### Material for this exercise ###
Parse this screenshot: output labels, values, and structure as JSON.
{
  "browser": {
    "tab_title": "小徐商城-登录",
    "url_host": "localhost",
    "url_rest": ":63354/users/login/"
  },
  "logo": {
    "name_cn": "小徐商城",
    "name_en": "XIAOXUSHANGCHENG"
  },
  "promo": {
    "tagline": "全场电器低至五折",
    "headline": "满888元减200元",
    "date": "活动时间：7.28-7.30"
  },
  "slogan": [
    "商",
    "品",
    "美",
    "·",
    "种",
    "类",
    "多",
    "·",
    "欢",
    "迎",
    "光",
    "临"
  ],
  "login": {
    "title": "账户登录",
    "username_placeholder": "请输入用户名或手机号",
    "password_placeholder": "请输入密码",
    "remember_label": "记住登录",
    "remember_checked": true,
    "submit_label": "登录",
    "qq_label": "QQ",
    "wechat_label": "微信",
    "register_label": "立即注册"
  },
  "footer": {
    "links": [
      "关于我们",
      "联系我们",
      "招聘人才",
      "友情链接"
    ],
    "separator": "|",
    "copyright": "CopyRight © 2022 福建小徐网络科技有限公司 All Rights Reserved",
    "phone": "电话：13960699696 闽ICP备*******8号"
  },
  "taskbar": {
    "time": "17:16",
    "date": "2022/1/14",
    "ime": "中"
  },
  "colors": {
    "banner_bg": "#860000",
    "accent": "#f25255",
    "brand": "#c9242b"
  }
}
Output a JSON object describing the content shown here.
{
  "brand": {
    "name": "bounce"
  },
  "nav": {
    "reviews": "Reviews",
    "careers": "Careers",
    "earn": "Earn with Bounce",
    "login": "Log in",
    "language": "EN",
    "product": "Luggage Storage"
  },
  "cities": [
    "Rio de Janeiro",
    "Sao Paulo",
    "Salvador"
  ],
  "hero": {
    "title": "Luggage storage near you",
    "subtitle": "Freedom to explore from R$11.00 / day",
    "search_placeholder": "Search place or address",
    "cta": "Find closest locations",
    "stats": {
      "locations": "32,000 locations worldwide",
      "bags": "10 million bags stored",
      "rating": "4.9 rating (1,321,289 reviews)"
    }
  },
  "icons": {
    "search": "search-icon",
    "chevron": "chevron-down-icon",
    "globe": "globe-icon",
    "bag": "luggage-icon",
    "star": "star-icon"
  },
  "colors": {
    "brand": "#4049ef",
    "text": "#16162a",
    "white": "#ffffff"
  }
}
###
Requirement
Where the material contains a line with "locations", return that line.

Written answer
    "cta": "Find closest locations",
      "locations": "32,000 locations worldwide",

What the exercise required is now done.